Interface dataset entries:
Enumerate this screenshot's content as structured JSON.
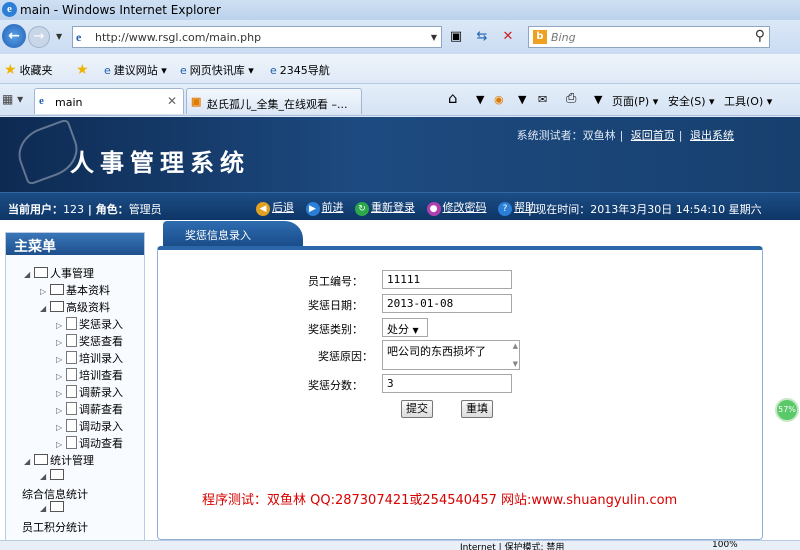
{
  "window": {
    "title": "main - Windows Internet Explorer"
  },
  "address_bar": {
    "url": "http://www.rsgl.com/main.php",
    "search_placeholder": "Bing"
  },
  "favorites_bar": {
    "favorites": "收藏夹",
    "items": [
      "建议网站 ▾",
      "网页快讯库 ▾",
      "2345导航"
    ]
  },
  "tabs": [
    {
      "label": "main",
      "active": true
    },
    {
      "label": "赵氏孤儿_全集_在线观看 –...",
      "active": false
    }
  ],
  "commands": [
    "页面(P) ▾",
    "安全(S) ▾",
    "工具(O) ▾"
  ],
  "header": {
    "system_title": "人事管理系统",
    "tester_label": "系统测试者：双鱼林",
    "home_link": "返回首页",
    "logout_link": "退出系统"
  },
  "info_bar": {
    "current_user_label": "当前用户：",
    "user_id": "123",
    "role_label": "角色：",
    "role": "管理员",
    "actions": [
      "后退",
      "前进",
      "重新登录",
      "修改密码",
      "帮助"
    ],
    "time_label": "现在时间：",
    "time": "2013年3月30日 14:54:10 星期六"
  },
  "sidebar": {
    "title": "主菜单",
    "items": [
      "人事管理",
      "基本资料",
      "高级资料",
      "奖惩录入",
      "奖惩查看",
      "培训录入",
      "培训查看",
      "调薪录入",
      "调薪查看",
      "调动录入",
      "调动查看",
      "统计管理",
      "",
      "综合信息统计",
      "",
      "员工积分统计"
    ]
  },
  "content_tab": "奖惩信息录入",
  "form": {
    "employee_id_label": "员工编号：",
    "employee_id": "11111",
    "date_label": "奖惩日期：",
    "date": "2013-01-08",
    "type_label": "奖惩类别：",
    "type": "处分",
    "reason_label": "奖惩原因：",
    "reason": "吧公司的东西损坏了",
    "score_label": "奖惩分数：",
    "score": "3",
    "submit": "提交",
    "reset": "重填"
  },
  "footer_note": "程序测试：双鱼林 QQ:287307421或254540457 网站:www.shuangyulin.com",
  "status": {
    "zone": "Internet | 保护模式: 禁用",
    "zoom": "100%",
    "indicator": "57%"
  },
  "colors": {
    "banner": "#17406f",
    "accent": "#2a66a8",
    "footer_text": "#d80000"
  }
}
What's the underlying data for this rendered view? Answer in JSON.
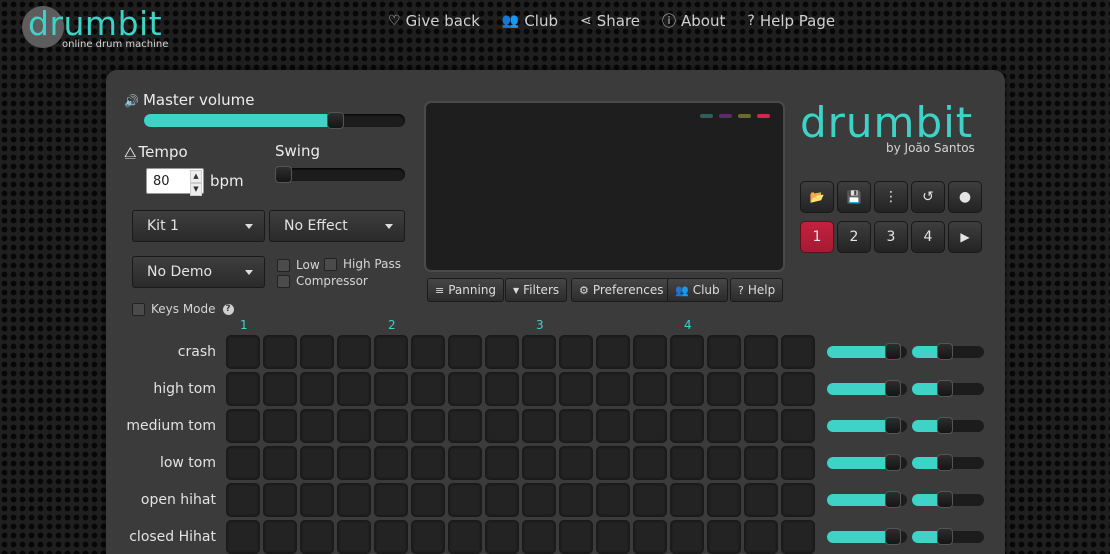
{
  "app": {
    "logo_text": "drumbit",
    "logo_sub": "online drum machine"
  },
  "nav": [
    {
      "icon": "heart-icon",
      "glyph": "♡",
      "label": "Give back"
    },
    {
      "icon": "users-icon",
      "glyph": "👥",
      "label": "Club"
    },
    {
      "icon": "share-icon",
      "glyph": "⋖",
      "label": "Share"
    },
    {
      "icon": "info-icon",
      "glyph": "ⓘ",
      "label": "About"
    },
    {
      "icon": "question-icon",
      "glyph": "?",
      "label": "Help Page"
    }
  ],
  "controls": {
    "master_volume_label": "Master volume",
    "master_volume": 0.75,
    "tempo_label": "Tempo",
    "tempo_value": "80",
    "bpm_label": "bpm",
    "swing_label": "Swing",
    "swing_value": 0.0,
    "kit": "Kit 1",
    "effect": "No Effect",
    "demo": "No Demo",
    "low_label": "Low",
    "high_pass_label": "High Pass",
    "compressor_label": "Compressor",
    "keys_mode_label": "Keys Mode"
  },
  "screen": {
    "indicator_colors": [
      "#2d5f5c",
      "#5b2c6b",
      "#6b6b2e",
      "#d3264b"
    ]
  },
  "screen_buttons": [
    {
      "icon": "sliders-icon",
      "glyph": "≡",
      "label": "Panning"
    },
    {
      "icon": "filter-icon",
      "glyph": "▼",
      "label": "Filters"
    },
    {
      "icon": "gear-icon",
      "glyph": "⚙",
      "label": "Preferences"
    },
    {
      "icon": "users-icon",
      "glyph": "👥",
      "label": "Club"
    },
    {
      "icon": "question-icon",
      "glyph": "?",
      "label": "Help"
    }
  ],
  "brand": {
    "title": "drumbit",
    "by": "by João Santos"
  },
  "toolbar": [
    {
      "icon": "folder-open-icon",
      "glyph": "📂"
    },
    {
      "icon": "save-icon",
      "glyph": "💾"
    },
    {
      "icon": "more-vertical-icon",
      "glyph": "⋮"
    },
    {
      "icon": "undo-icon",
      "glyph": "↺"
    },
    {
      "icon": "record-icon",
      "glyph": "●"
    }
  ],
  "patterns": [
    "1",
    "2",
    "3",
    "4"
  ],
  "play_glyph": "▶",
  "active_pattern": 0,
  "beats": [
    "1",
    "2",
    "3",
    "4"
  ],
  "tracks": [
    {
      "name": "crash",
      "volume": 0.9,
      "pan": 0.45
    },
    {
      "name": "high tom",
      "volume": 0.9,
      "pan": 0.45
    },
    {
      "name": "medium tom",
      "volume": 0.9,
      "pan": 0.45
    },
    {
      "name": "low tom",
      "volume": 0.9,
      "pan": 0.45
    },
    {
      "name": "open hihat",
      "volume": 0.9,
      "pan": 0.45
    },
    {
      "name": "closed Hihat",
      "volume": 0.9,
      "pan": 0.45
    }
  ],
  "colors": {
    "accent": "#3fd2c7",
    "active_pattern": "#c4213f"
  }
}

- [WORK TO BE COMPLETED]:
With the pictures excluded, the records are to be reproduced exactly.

- [TASK OUTPUT]:
Enumerate this screenshot's content as structured JSON.
{
  "window": {
    "title": "main - Windows Internet Explorer"
  },
  "address_bar": {
    "url": "http://www.rsgl.com/main.php",
    "search_placeholder": "Bing"
  },
  "favorites_bar": {
    "favorites": "收藏夹",
    "items": [
      "建议网站 ▾",
      "网页快讯库 ▾",
      "2345导航"
    ]
  },
  "tabs": [
    {
      "label": "main",
      "active": true
    },
    {
      "label": "赵氏孤儿_全集_在线观看 –...",
      "active": false
    }
  ],
  "commands": [
    "页面(P) ▾",
    "安全(S) ▾",
    "工具(O) ▾"
  ],
  "header": {
    "system_title": "人事管理系统",
    "tester_label": "系统测试者：双鱼林",
    "home_link": "返回首页",
    "logout_link": "退出系统"
  },
  "info_bar": {
    "current_user_label": "当前用户：",
    "user_id": "123",
    "role_label": "角色：",
    "role": "管理员",
    "actions": [
      "后退",
      "前进",
      "重新登录",
      "修改密码",
      "帮助"
    ],
    "time_label": "现在时间：",
    "time": "2013年3月30日 14:54:10 星期六"
  },
  "sidebar": {
    "title": "主菜单",
    "items": [
      "人事管理",
      "基本资料",
      "高级资料",
      "奖惩录入",
      "奖惩查看",
      "培训录入",
      "培训查看",
      "调薪录入",
      "调薪查看",
      "调动录入",
      "调动查看",
      "统计管理",
      "",
      "综合信息统计",
      "",
      "员工积分统计"
    ]
  },
  "content_tab": "奖惩信息录入",
  "form": {
    "employee_id_label": "员工编号：",
    "employee_id": "11111",
    "date_label": "奖惩日期：",
    "date": "2013-01-08",
    "type_label": "奖惩类别：",
    "type": "处分",
    "reason_label": "奖惩原因：",
    "reason": "吧公司的东西损坏了",
    "score_label": "奖惩分数：",
    "score": "3",
    "submit": "提交",
    "reset": "重填"
  },
  "footer_note": "程序测试：双鱼林 QQ:287307421或254540457 网站:www.shuangyulin.com",
  "status": {
    "zone": "Internet | 保护模式: 禁用",
    "zoom": "100%",
    "indicator": "57%"
  },
  "colors": {
    "banner": "#17406f",
    "accent": "#2a66a8",
    "footer_text": "#d80000"
  }
}
What's the underlying data for this rendered view? Answer in JSON.
{
  "app": {
    "logo_text": "drumbit",
    "logo_sub": "online drum machine"
  },
  "nav": [
    {
      "icon": "heart-icon",
      "glyph": "♡",
      "label": "Give back"
    },
    {
      "icon": "users-icon",
      "glyph": "👥",
      "label": "Club"
    },
    {
      "icon": "share-icon",
      "glyph": "⋖",
      "label": "Share"
    },
    {
      "icon": "info-icon",
      "glyph": "ⓘ",
      "label": "About"
    },
    {
      "icon": "question-icon",
      "glyph": "?",
      "label": "Help Page"
    }
  ],
  "controls": {
    "master_volume_label": "Master volume",
    "master_volume": 0.75,
    "tempo_label": "Tempo",
    "tempo_value": "80",
    "bpm_label": "bpm",
    "swing_label": "Swing",
    "swing_value": 0.0,
    "kit": "Kit 1",
    "effect": "No Effect",
    "demo": "No Demo",
    "low_label": "Low",
    "high_pass_label": "High Pass",
    "compressor_label": "Compressor",
    "keys_mode_label": "Keys Mode"
  },
  "screen": {
    "indicator_colors": [
      "#2d5f5c",
      "#5b2c6b",
      "#6b6b2e",
      "#d3264b"
    ]
  },
  "screen_buttons": [
    {
      "icon": "sliders-icon",
      "glyph": "≡",
      "label": "Panning"
    },
    {
      "icon": "filter-icon",
      "glyph": "▼",
      "label": "Filters"
    },
    {
      "icon": "gear-icon",
      "glyph": "⚙",
      "label": "Preferences"
    },
    {
      "icon": "users-icon",
      "glyph": "👥",
      "label": "Club"
    },
    {
      "icon": "question-icon",
      "glyph": "?",
      "label": "Help"
    }
  ],
  "brand": {
    "title": "drumbit",
    "by": "by João Santos"
  },
  "toolbar": [
    {
      "icon": "folder-open-icon",
      "glyph": "📂"
    },
    {
      "icon": "save-icon",
      "glyph": "💾"
    },
    {
      "icon": "more-vertical-icon",
      "glyph": "⋮"
    },
    {
      "icon": "undo-icon",
      "glyph": "↺"
    },
    {
      "icon": "record-icon",
      "glyph": "●"
    }
  ],
  "patterns": [
    "1",
    "2",
    "3",
    "4"
  ],
  "play_glyph": "▶",
  "active_pattern": 0,
  "beats": [
    "1",
    "2",
    "3",
    "4"
  ],
  "tracks": [
    {
      "name": "crash",
      "volume": 0.9,
      "pan": 0.45
    },
    {
      "name": "high tom",
      "volume": 0.9,
      "pan": 0.45
    },
    {
      "name": "medium tom",
      "volume": 0.9,
      "pan": 0.45
    },
    {
      "name": "low tom",
      "volume": 0.9,
      "pan": 0.45
    },
    {
      "name": "open hihat",
      "volume": 0.9,
      "pan": 0.45
    },
    {
      "name": "closed Hihat",
      "volume": 0.9,
      "pan": 0.45
    }
  ],
  "colors": {
    "accent": "#3fd2c7",
    "active_pattern": "#c4213f"
  }
}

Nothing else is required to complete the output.